▶ [Exercise description] In full and unchanged, set down the entries that follow, with no images.

== Segment start ==

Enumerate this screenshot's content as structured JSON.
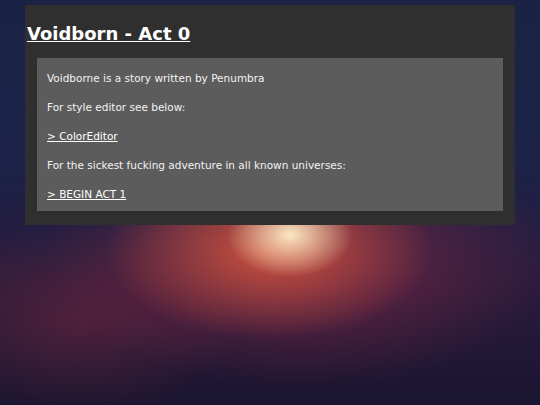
{
  "title": "Voidborn - Act 0",
  "lines": [
    {
      "text": "Voidborne is a story written by Penumbra",
      "kind": "text"
    },
    {
      "text": "For style editor see below:",
      "kind": "text"
    },
    {
      "text": "> ColorEditor",
      "kind": "link"
    },
    {
      "text": "For the sickest fucking adventure in all known universes:",
      "kind": "text"
    },
    {
      "text": "> BEGIN ACT 1",
      "kind": "link"
    }
  ]
}
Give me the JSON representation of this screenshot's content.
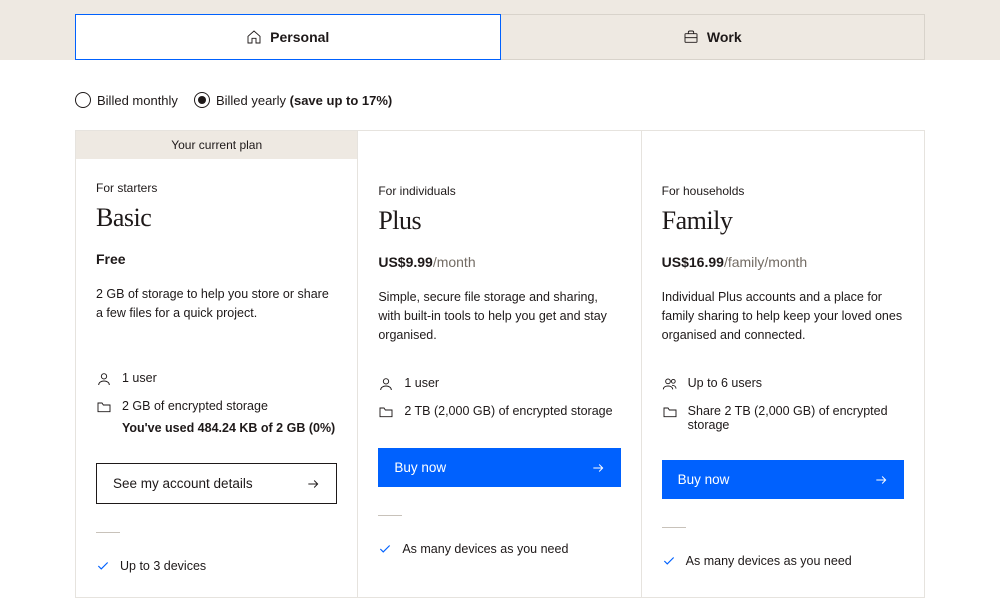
{
  "tabs": {
    "personal": "Personal",
    "work": "Work"
  },
  "billing": {
    "monthly": "Billed monthly",
    "yearly_prefix": "Billed yearly ",
    "yearly_save": "(save up to 17%)"
  },
  "plans": {
    "basic": {
      "banner": "Your current plan",
      "audience": "For starters",
      "name": "Basic",
      "price_amt": "Free",
      "price_per": "",
      "desc": "2 GB of storage to help you store or share a few files for a quick project.",
      "users": "1 user",
      "storage": "2 GB of encrypted storage",
      "usage": "You've used 484.24 KB of 2 GB (0%)",
      "cta": "See my account details",
      "feat1": "Up to 3 devices"
    },
    "plus": {
      "audience": "For individuals",
      "name": "Plus",
      "price_amt": "US$9.99",
      "price_per": "/month",
      "desc": "Simple, secure file storage and sharing, with built-in tools to help you get and stay organised.",
      "users": "1 user",
      "storage": "2 TB (2,000 GB) of encrypted storage",
      "cta": "Buy now",
      "feat1": "As many devices as you need"
    },
    "family": {
      "audience": "For households",
      "name": "Family",
      "price_amt": "US$16.99",
      "price_per": "/family/month",
      "desc": "Individual Plus accounts and a place for family sharing to help keep your loved ones organised and connected.",
      "users": "Up to 6 users",
      "storage": "Share 2 TB (2,000 GB) of encrypted storage",
      "cta": "Buy now",
      "feat1": "As many devices as you need"
    }
  }
}
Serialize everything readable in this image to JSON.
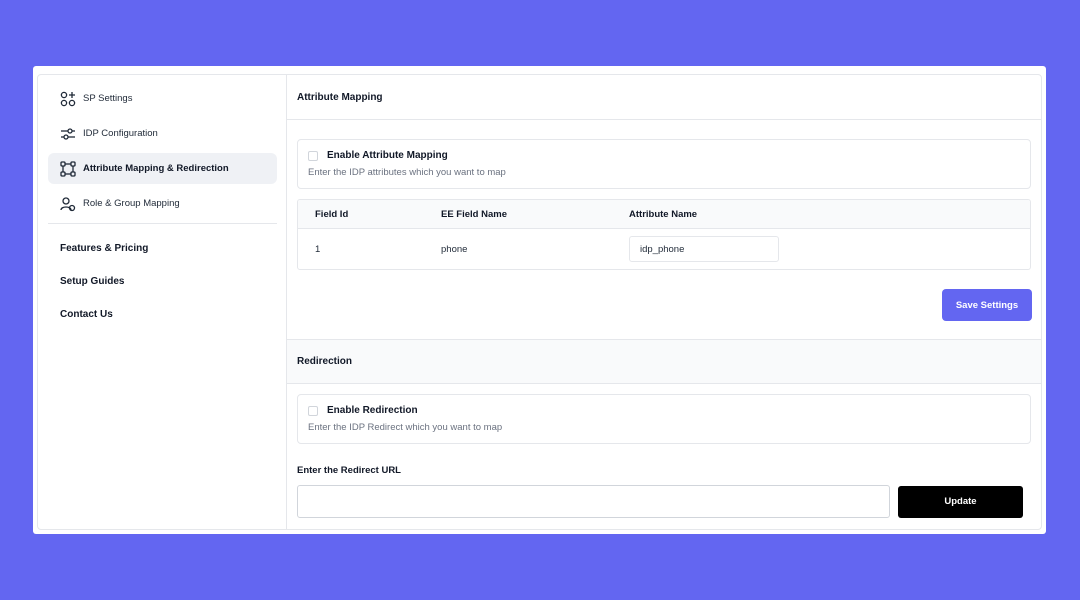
{
  "sidebar": {
    "items": [
      {
        "label": "SP Settings",
        "icon": "grid-plus-icon"
      },
      {
        "label": "IDP Configuration",
        "icon": "sliders-icon"
      },
      {
        "label": "Attribute Mapping & Redirection",
        "icon": "nodes-icon",
        "active": true
      },
      {
        "label": "Role & Group Mapping",
        "icon": "users-icon"
      }
    ],
    "links": [
      "Features & Pricing",
      "Setup Guides",
      "Contact Us"
    ]
  },
  "attribute_mapping": {
    "title": "Attribute Mapping",
    "enable_label": "Enable Attribute Mapping",
    "description": "Enter the IDP attributes which you want to map",
    "columns": [
      "Field Id",
      "EE Field Name",
      "Attribute Name"
    ],
    "rows": [
      {
        "field_id": "1",
        "field_name": "phone",
        "attribute_value": "idp_phone"
      }
    ],
    "save_label": "Save Settings"
  },
  "redirection": {
    "title": "Redirection",
    "enable_label": "Enable Redirection",
    "description": "Enter the IDP Redirect which you want to map",
    "url_label": "Enter the Redirect URL",
    "url_value": "",
    "update_label": "Update"
  },
  "colors": {
    "background": "#6366f1",
    "primary_button": "#6366f1",
    "update_button": "#000000"
  }
}
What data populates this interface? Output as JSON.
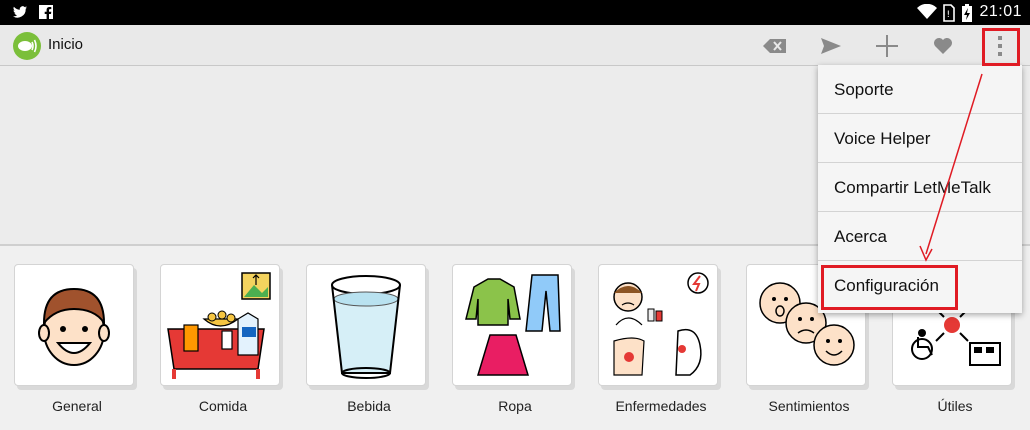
{
  "status_bar": {
    "time": "21:01",
    "left_icons": [
      "twitter-icon",
      "facebook-icon"
    ],
    "right_icons": [
      "wifi-icon",
      "no-sim-icon",
      "battery-charging-icon"
    ]
  },
  "action_bar": {
    "title": "Inicio",
    "actions": [
      "backspace-icon",
      "send-icon",
      "add-icon",
      "favorite-icon",
      "overflow-menu-icon"
    ]
  },
  "categories": [
    {
      "label": "General",
      "icon": "boy-face-icon"
    },
    {
      "label": "Comida",
      "icon": "food-table-icon"
    },
    {
      "label": "Bebida",
      "icon": "glass-of-water-icon"
    },
    {
      "label": "Ropa",
      "icon": "clothes-icon"
    },
    {
      "label": "Enfermedades",
      "icon": "illness-icon"
    },
    {
      "label": "Sentimientos",
      "icon": "feelings-faces-icon"
    },
    {
      "label": "Útiles",
      "icon": "utilities-icon"
    }
  ],
  "menu": {
    "items": [
      {
        "label": "Soporte"
      },
      {
        "label": "Voice Helper"
      },
      {
        "label": "Compartir LetMeTalk"
      },
      {
        "label": "Acerca"
      },
      {
        "label": "Configuración"
      }
    ]
  },
  "colors": {
    "annotation": "#e01b24",
    "logo": "#7bbf3a",
    "action_icon": "#8a8a8a"
  }
}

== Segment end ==

▶ [Solution]
Enumerate this screenshot's content as structured JSON.
{
  "title": "Voidborn - Act 0",
  "lines": [
    {
      "text": "Voidborne is a story written by Penumbra",
      "kind": "text"
    },
    {
      "text": "For style editor see below:",
      "kind": "text"
    },
    {
      "text": "> ColorEditor",
      "kind": "link"
    },
    {
      "text": "For the sickest fucking adventure in all known universes:",
      "kind": "text"
    },
    {
      "text": "> BEGIN ACT 1",
      "kind": "link"
    }
  ]
}
Give me the JSON representation of this screenshot's content.
{
  "tabs": {
    "personal": "Personal",
    "work": "Work"
  },
  "billing": {
    "monthly": "Billed monthly",
    "yearly_prefix": "Billed yearly ",
    "yearly_save": "(save up to 17%)"
  },
  "plans": {
    "basic": {
      "banner": "Your current plan",
      "audience": "For starters",
      "name": "Basic",
      "price_amt": "Free",
      "price_per": "",
      "desc": "2 GB of storage to help you store or share a few files for a quick project.",
      "users": "1 user",
      "storage": "2 GB of encrypted storage",
      "usage": "You've used 484.24 KB of 2 GB (0%)",
      "cta": "See my account details",
      "feat1": "Up to 3 devices"
    },
    "plus": {
      "audience": "For individuals",
      "name": "Plus",
      "price_amt": "US$9.99",
      "price_per": "/month",
      "desc": "Simple, secure file storage and sharing, with built-in tools to help you get and stay organised.",
      "users": "1 user",
      "storage": "2 TB (2,000 GB) of encrypted storage",
      "cta": "Buy now",
      "feat1": "As many devices as you need"
    },
    "family": {
      "audience": "For households",
      "name": "Family",
      "price_amt": "US$16.99",
      "price_per": "/family/month",
      "desc": "Individual Plus accounts and a place for family sharing to help keep your loved ones organised and connected.",
      "users": "Up to 6 users",
      "storage": "Share 2 TB (2,000 GB) of encrypted storage",
      "cta": "Buy now",
      "feat1": "As many devices as you need"
    }
  }
}
Serialize everything readable in this image to JSON.
{
  "sidebar": {
    "items": [
      {
        "label": "SP Settings",
        "icon": "grid-plus-icon"
      },
      {
        "label": "IDP Configuration",
        "icon": "sliders-icon"
      },
      {
        "label": "Attribute Mapping & Redirection",
        "icon": "nodes-icon",
        "active": true
      },
      {
        "label": "Role & Group Mapping",
        "icon": "users-icon"
      }
    ],
    "links": [
      "Features & Pricing",
      "Setup Guides",
      "Contact Us"
    ]
  },
  "attribute_mapping": {
    "title": "Attribute Mapping",
    "enable_label": "Enable Attribute Mapping",
    "description": "Enter the IDP attributes which you want to map",
    "columns": [
      "Field Id",
      "EE Field Name",
      "Attribute Name"
    ],
    "rows": [
      {
        "field_id": "1",
        "field_name": "phone",
        "attribute_value": "idp_phone"
      }
    ],
    "save_label": "Save Settings"
  },
  "redirection": {
    "title": "Redirection",
    "enable_label": "Enable Redirection",
    "description": "Enter the IDP Redirect which you want to map",
    "url_label": "Enter the Redirect URL",
    "url_value": "",
    "update_label": "Update"
  },
  "colors": {
    "background": "#6366f1",
    "primary_button": "#6366f1",
    "update_button": "#000000"
  }
}
What data populates this interface? Output as JSON.
{
  "status_bar": {
    "time": "21:01",
    "left_icons": [
      "twitter-icon",
      "facebook-icon"
    ],
    "right_icons": [
      "wifi-icon",
      "no-sim-icon",
      "battery-charging-icon"
    ]
  },
  "action_bar": {
    "title": "Inicio",
    "actions": [
      "backspace-icon",
      "send-icon",
      "add-icon",
      "favorite-icon",
      "overflow-menu-icon"
    ]
  },
  "categories": [
    {
      "label": "General",
      "icon": "boy-face-icon"
    },
    {
      "label": "Comida",
      "icon": "food-table-icon"
    },
    {
      "label": "Bebida",
      "icon": "glass-of-water-icon"
    },
    {
      "label": "Ropa",
      "icon": "clothes-icon"
    },
    {
      "label": "Enfermedades",
      "icon": "illness-icon"
    },
    {
      "label": "Sentimientos",
      "icon": "feelings-faces-icon"
    },
    {
      "label": "Útiles",
      "icon": "utilities-icon"
    }
  ],
  "menu": {
    "items": [
      {
        "label": "Soporte"
      },
      {
        "label": "Voice Helper"
      },
      {
        "label": "Compartir LetMeTalk"
      },
      {
        "label": "Acerca"
      },
      {
        "label": "Configuración"
      }
    ]
  },
  "colors": {
    "annotation": "#e01b24",
    "logo": "#7bbf3a",
    "action_icon": "#8a8a8a"
  }
}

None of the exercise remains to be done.